Its a concern shared within the gaming group – that we’d rather just let our hair down and enjoy ourselves without wondering who was peering over our shoulders. For me in particular there’s quite a lot of fiddliness to the Roll20 interface, and we’re not making heavy use of scripts, lighting or special effects. It’s generally as close to a tabletop experience as you like. The thought of trying to interact with people outside the game at the same time is just too much.

That’s without even touching on tech trouble shooting and chat room moderating. Artyfakes have a number of mods (Lady P among them) to keep tight control, and I can’t think of anything more disruptive than trying to moderate and play.

There’s also a general antipathy among the group for publicly recording the range of dry, geeky, obscene and off the wall comments that we come up with, especially those of us with responsible jobs who might have awkward questions to answer if work got involved. Likely? No, but possible, so we’ll not even raise the spectre of having to double guess ourselves.

On the plus side, this week’s game write up is live under Wartorn Chapter 3. Hope you enjoy it.

Xbox One and TwitchTV

This week, I decided to have a go at broadcasting games on my XBox One through Twitch TV. If you’ve not encountered this site before, it basically allows people on a variety of platforms to stream their video game output alongside webcam footage and a chat client so that people can talk to you while you game and vice versa. It’s free to sign up to the basic level of access, and there are a couple of free software clients that they point people to if they haven’t invested in hardware solutions.

I’d been moderately fascinated by this practice, and I’m also a great fan of the Achievement Hunter Let’s Play series and the many, many videos produced by the EVE community. Halo 3 introduced me to the joys of sharing video clips with other players, and I think Bungie generally transformed people’s attitude towards sharing clips by basically making it easy and not reliant on expensive setups.With that in mind, one of the features of the new generation of consoles that caught my eye was their integration of game clip creation with social media. Xbox’s Upload software occasionally takes clips of notable moments and achievements in various games, but a Twitch client was also available at launch.This weekend I decided to go for it and see how easy it was to set up. The answer was: surprisingly simple. Launching the app presented me with a code and instructions to go to a section of the twitch.tv website.

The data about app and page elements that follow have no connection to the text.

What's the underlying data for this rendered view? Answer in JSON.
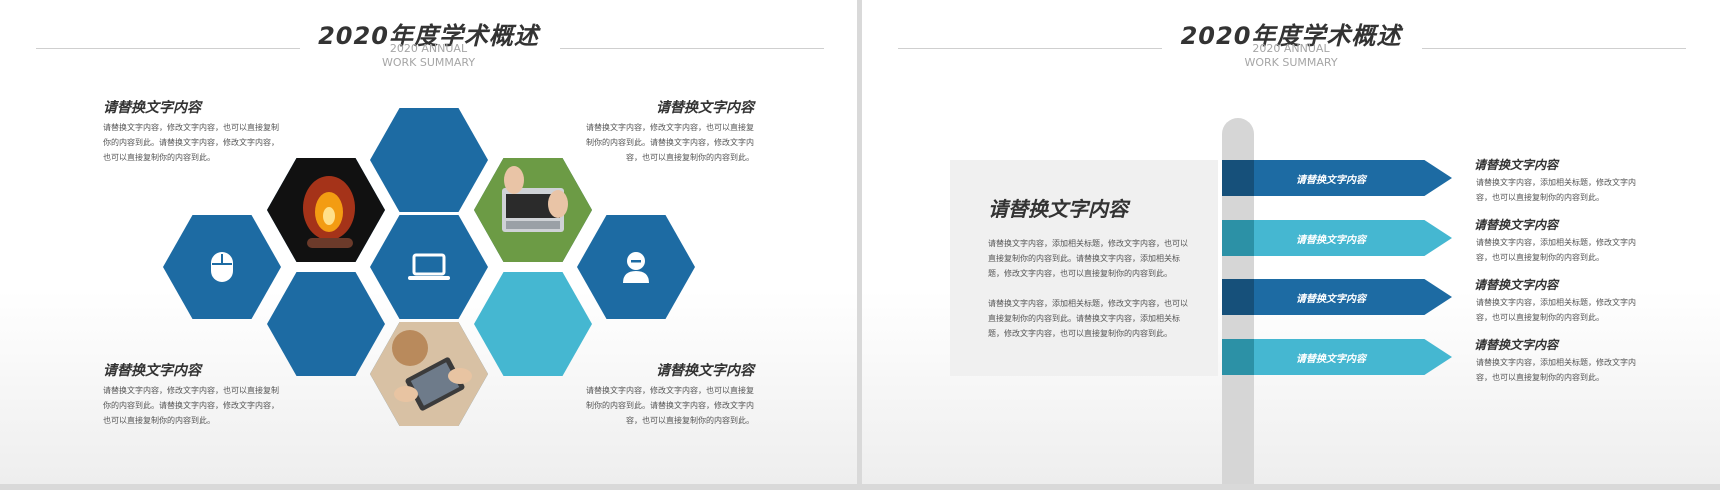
{
  "left_slide": {
    "title": "2020年度学术概述",
    "subtitle": "2020 ANNUAL WORK SUMMARY",
    "blocks": [
      {
        "title": "请替换文字内容",
        "desc": "请替换文字内容，修改文字内容，也可以直接复制你的内容到此。请替换文字内容，修改文字内容，也可以直接复制你的内容到此。"
      },
      {
        "title": "请替换文字内容",
        "desc": "请替换文字内容，修改文字内容，也可以直接复制你的内容到此。请替换文字内容，修改文字内容，也可以直接复制你的内容到此。"
      },
      {
        "title": "请替换文字内容",
        "desc": "请替换文字内容，修改文字内容，也可以直接复制你的内容到此。请替换文字内容，修改文字内容，也可以直接复制你的内容到此。"
      },
      {
        "title": "请替换文字内容",
        "desc": "请替换文字内容，修改文字内容，也可以直接复制你的内容到此。请替换文字内容，修改文字内容，也可以直接复制你的内容到此。"
      }
    ],
    "icons": [
      "mouse-icon",
      "laptop-icon",
      "user-icon"
    ],
    "colors": {
      "dark_blue": "#1d6ba3",
      "light_blue": "#45b7d1"
    }
  },
  "right_slide": {
    "title": "2020年度学术概述",
    "subtitle": "2020 ANNUAL WORK SUMMARY",
    "panel": {
      "title": "请替换文字内容",
      "para1": "请替换文字内容，添加相关标题，修改文字内容，也可以直接复制你的内容到此。请替换文字内容，添加相关标题，修改文字内容，也可以直接复制你的内容到此。",
      "para2": "请替换文字内容，添加相关标题，修改文字内容，也可以直接复制你的内容到此。请替换文字内容，添加相关标题，修改文字内容，也可以直接复制你的内容到此。"
    },
    "arrows": [
      {
        "label": "请替换文字内容"
      },
      {
        "label": "请替换文字内容"
      },
      {
        "label": "请替换文字内容"
      },
      {
        "label": "请替换文字内容"
      }
    ],
    "items": [
      {
        "title": "请替换文字内容",
        "desc": "请替换文字内容，添加相关标题，修改文字内容，也可以直接复制你的内容到此。"
      },
      {
        "title": "请替换文字内容",
        "desc": "请替换文字内容，添加相关标题，修改文字内容，也可以直接复制你的内容到此。"
      },
      {
        "title": "请替换文字内容",
        "desc": "请替换文字内容，添加相关标题，修改文字内容，也可以直接复制你的内容到此。"
      },
      {
        "title": "请替换文字内容",
        "desc": "请替换文字内容，添加相关标题，修改文字内容，也可以直接复制你的内容到此。"
      }
    ],
    "colors": {
      "dark_blue": "#1d6ba3",
      "light_blue": "#45b7d1",
      "cap_dark": "#16507a",
      "cap_light": "#2c91a6"
    }
  }
}
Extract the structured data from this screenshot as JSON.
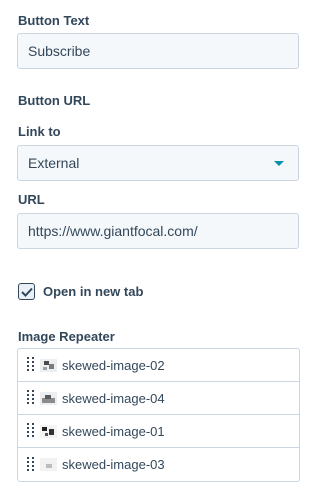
{
  "button_text": {
    "label": "Button Text",
    "value": "Subscribe"
  },
  "button_url": {
    "heading": "Button URL"
  },
  "link_to": {
    "label": "Link to",
    "selected": "External"
  },
  "url": {
    "label": "URL",
    "value": "https://www.giantfocal.com/"
  },
  "open_new_tab": {
    "label": "Open in new tab",
    "checked": true
  },
  "image_repeater": {
    "label": "Image Repeater",
    "items": [
      {
        "name": "skewed-image-02"
      },
      {
        "name": "skewed-image-04"
      },
      {
        "name": "skewed-image-01"
      },
      {
        "name": "skewed-image-03"
      }
    ]
  },
  "colors": {
    "accent": "#0091ae",
    "text": "#33475b",
    "border": "#cbd6e2",
    "field_bg": "#f5f8fa"
  }
}
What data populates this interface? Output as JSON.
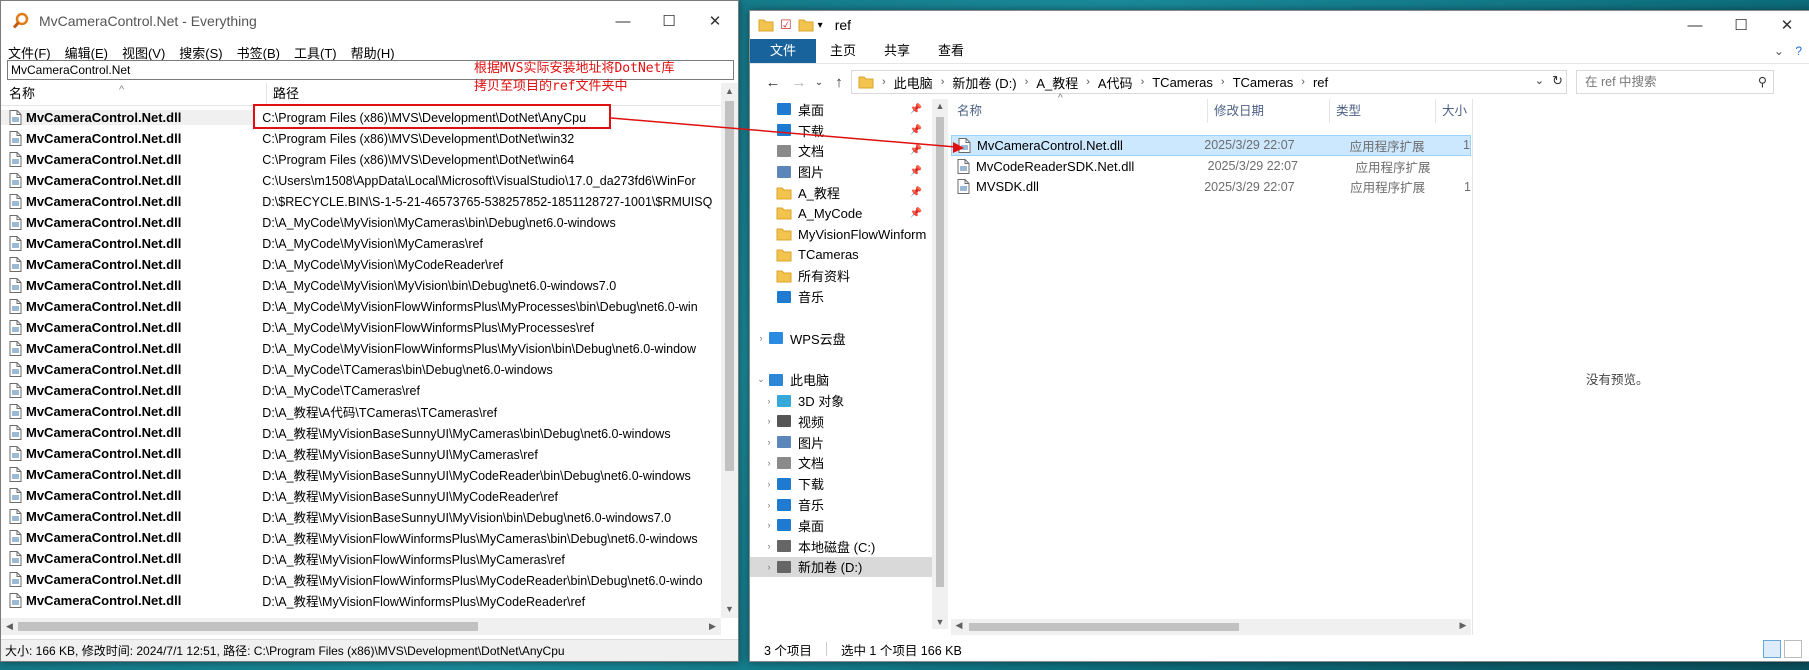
{
  "everything": {
    "title": "MvCameraControl.Net - Everything",
    "menu": [
      "文件(F)",
      "编辑(E)",
      "视图(V)",
      "搜索(S)",
      "书签(B)",
      "工具(T)",
      "帮助(H)"
    ],
    "search_value": "MvCameraControl.Net",
    "columns": {
      "name": "名称",
      "path": "路径"
    },
    "rows": [
      {
        "name": "MvCameraControl.Net.dll",
        "path": "C:\\Program Files (x86)\\MVS\\Development\\DotNet\\AnyCpu"
      },
      {
        "name": "MvCameraControl.Net.dll",
        "path": "C:\\Program Files (x86)\\MVS\\Development\\DotNet\\win32"
      },
      {
        "name": "MvCameraControl.Net.dll",
        "path": "C:\\Program Files (x86)\\MVS\\Development\\DotNet\\win64"
      },
      {
        "name": "MvCameraControl.Net.dll",
        "path": "C:\\Users\\m1508\\AppData\\Local\\Microsoft\\VisualStudio\\17.0_da273fd6\\WinFor"
      },
      {
        "name": "MvCameraControl.Net.dll",
        "path": "D:\\$RECYCLE.BIN\\S-1-5-21-46573765-538257852-1851128727-1001\\$RMUISQ"
      },
      {
        "name": "MvCameraControl.Net.dll",
        "path": "D:\\A_MyCode\\MyVision\\MyCameras\\bin\\Debug\\net6.0-windows"
      },
      {
        "name": "MvCameraControl.Net.dll",
        "path": "D:\\A_MyCode\\MyVision\\MyCameras\\ref"
      },
      {
        "name": "MvCameraControl.Net.dll",
        "path": "D:\\A_MyCode\\MyVision\\MyCodeReader\\ref"
      },
      {
        "name": "MvCameraControl.Net.dll",
        "path": "D:\\A_MyCode\\MyVision\\MyVision\\bin\\Debug\\net6.0-windows7.0"
      },
      {
        "name": "MvCameraControl.Net.dll",
        "path": "D:\\A_MyCode\\MyVisionFlowWinformsPlus\\MyProcesses\\bin\\Debug\\net6.0-win"
      },
      {
        "name": "MvCameraControl.Net.dll",
        "path": "D:\\A_MyCode\\MyVisionFlowWinformsPlus\\MyProcesses\\ref"
      },
      {
        "name": "MvCameraControl.Net.dll",
        "path": "D:\\A_MyCode\\MyVisionFlowWinformsPlus\\MyVision\\bin\\Debug\\net6.0-window"
      },
      {
        "name": "MvCameraControl.Net.dll",
        "path": "D:\\A_MyCode\\TCameras\\bin\\Debug\\net6.0-windows"
      },
      {
        "name": "MvCameraControl.Net.dll",
        "path": "D:\\A_MyCode\\TCameras\\ref"
      },
      {
        "name": "MvCameraControl.Net.dll",
        "path": "D:\\A_教程\\A代码\\TCameras\\TCameras\\ref"
      },
      {
        "name": "MvCameraControl.Net.dll",
        "path": "D:\\A_教程\\MyVisionBaseSunnyUI\\MyCameras\\bin\\Debug\\net6.0-windows"
      },
      {
        "name": "MvCameraControl.Net.dll",
        "path": "D:\\A_教程\\MyVisionBaseSunnyUI\\MyCameras\\ref"
      },
      {
        "name": "MvCameraControl.Net.dll",
        "path": "D:\\A_教程\\MyVisionBaseSunnyUI\\MyCodeReader\\bin\\Debug\\net6.0-windows"
      },
      {
        "name": "MvCameraControl.Net.dll",
        "path": "D:\\A_教程\\MyVisionBaseSunnyUI\\MyCodeReader\\ref"
      },
      {
        "name": "MvCameraControl.Net.dll",
        "path": "D:\\A_教程\\MyVisionBaseSunnyUI\\MyVision\\bin\\Debug\\net6.0-windows7.0"
      },
      {
        "name": "MvCameraControl.Net.dll",
        "path": "D:\\A_教程\\MyVisionFlowWinformsPlus\\MyCameras\\bin\\Debug\\net6.0-windows"
      },
      {
        "name": "MvCameraControl.Net.dll",
        "path": "D:\\A_教程\\MyVisionFlowWinformsPlus\\MyCameras\\ref"
      },
      {
        "name": "MvCameraControl.Net.dll",
        "path": "D:\\A_教程\\MyVisionFlowWinformsPlus\\MyCodeReader\\bin\\Debug\\net6.0-windo"
      },
      {
        "name": "MvCameraControl.Net.dll",
        "path": "D:\\A_教程\\MyVisionFlowWinformsPlus\\MyCodeReader\\ref"
      }
    ],
    "status": "大小: 166 KB, 修改时间: 2024/7/1 12:51, 路径: C:\\Program Files (x86)\\MVS\\Development\\DotNet\\AnyCpu"
  },
  "annotation": {
    "line1": "根据MVS实际安装地址将DotNet库",
    "line2": "拷贝至项目的ref文件夹中",
    "color": "#e01010"
  },
  "explorer": {
    "title": "ref",
    "ribbon_tabs": [
      "文件",
      "主页",
      "共享",
      "查看"
    ],
    "breadcrumb": [
      "此电脑",
      "新加卷 (D:)",
      "A_教程",
      "A代码",
      "TCameras",
      "TCameras",
      "ref"
    ],
    "search_placeholder": "在 ref 中搜索",
    "nav_items": [
      {
        "label": "桌面",
        "icon": "desktop-icon",
        "pinned": true,
        "expander": ""
      },
      {
        "label": "下载",
        "icon": "download-icon",
        "pinned": true,
        "expander": ""
      },
      {
        "label": "文档",
        "icon": "document-icon",
        "pinned": true,
        "expander": ""
      },
      {
        "label": "图片",
        "icon": "picture-icon",
        "pinned": true,
        "expander": ""
      },
      {
        "label": "A_教程",
        "icon": "folder-icon",
        "pinned": true,
        "expander": ""
      },
      {
        "label": "A_MyCode",
        "icon": "folder-icon",
        "pinned": true,
        "expander": ""
      },
      {
        "label": "MyVisionFlowWinform",
        "icon": "folder-icon",
        "pinned": false,
        "expander": ""
      },
      {
        "label": "TCameras",
        "icon": "folder-icon",
        "pinned": false,
        "expander": ""
      },
      {
        "label": "所有资料",
        "icon": "folder-icon",
        "pinned": false,
        "expander": ""
      },
      {
        "label": "音乐",
        "icon": "music-icon",
        "pinned": false,
        "expander": ""
      },
      {
        "label": "",
        "icon": "",
        "pinned": false,
        "expander": "",
        "spacer": true
      },
      {
        "label": "WPS云盘",
        "icon": "cloud-icon",
        "pinned": false,
        "expander": "›",
        "level": 0
      },
      {
        "label": "",
        "icon": "",
        "pinned": false,
        "expander": "",
        "spacer": true
      },
      {
        "label": "此电脑",
        "icon": "computer-icon",
        "pinned": false,
        "expander": "⌄",
        "level": 0
      },
      {
        "label": "3D 对象",
        "icon": "cube-icon",
        "pinned": false,
        "expander": "›"
      },
      {
        "label": "视频",
        "icon": "video-icon",
        "pinned": false,
        "expander": "›"
      },
      {
        "label": "图片",
        "icon": "picture-icon",
        "pinned": false,
        "expander": "›"
      },
      {
        "label": "文档",
        "icon": "document-icon",
        "pinned": false,
        "expander": "›"
      },
      {
        "label": "下载",
        "icon": "download-icon",
        "pinned": false,
        "expander": "›"
      },
      {
        "label": "音乐",
        "icon": "music-icon",
        "pinned": false,
        "expander": "›"
      },
      {
        "label": "桌面",
        "icon": "desktop-icon",
        "pinned": false,
        "expander": "›"
      },
      {
        "label": "本地磁盘 (C:)",
        "icon": "drive-icon",
        "pinned": false,
        "expander": "›"
      },
      {
        "label": "新加卷 (D:)",
        "icon": "drive-icon",
        "pinned": false,
        "expander": "›",
        "selected": true
      }
    ],
    "columns": {
      "name": "名称",
      "date": "修改日期",
      "type": "类型",
      "size": "大小"
    },
    "files": [
      {
        "name": "MvCameraControl.Net.dll",
        "date": "2025/3/29 22:07",
        "type": "应用程序扩展",
        "size": "1",
        "selected": true
      },
      {
        "name": "MvCodeReaderSDK.Net.dll",
        "date": "2025/3/29 22:07",
        "type": "应用程序扩展",
        "size": ""
      },
      {
        "name": "MVSDK.dll",
        "date": "2025/3/29 22:07",
        "type": "应用程序扩展",
        "size": "1"
      }
    ],
    "preview_text": "没有预览。",
    "status": {
      "count": "3 个项目",
      "selection": "选中 1 个项目  166 KB"
    }
  }
}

This authorised a connection between the site and my console, and I took the time to also connect my account through social media accounts – as much to see what options that gave me as anything else. Back on the console, all I needed to do was launch the game – in this case Titanfall – and then launch the Twitch app, which sits in a sidebar on the right hand side of the screen. Tabbing between the game and the app is handled by double-tapping the glowing Xbox logo in the controller – and this allows you to set a broadcast name and a few options. In this case I chose to not use the Kinect camera and microphone. I may do some at some point if I feel the need to blather at the screen but its not my highest priority right now.

It pretty much does what it says on the tin. I got Lottie to check on the website while I was streaming, and the site renders and presents the video after a short delay. I’ve not sat down to count the seconds, but I think it’s in the area of thirty seconds or so. Stopping the broadcast was just a matter of clicking a button in the app, and there we were.

Saving the video streams requires a bit of messing around in the Twitch.tv website, but essentially, once you’ve validated your email account, you can choose to highlight a stream that you have completed, and the website renders this so that it can be viewed offline by visitors to my profile. So – it’s all new enough to be a bit of a new toy, not entirely sure what I’ll do with it – possibly review new games as I get them – but I’m sure this isn’t the last you’ll hear me talking about Twitch.Tv on the XBox One.

Watch live video from Ludd72 on TwitchTV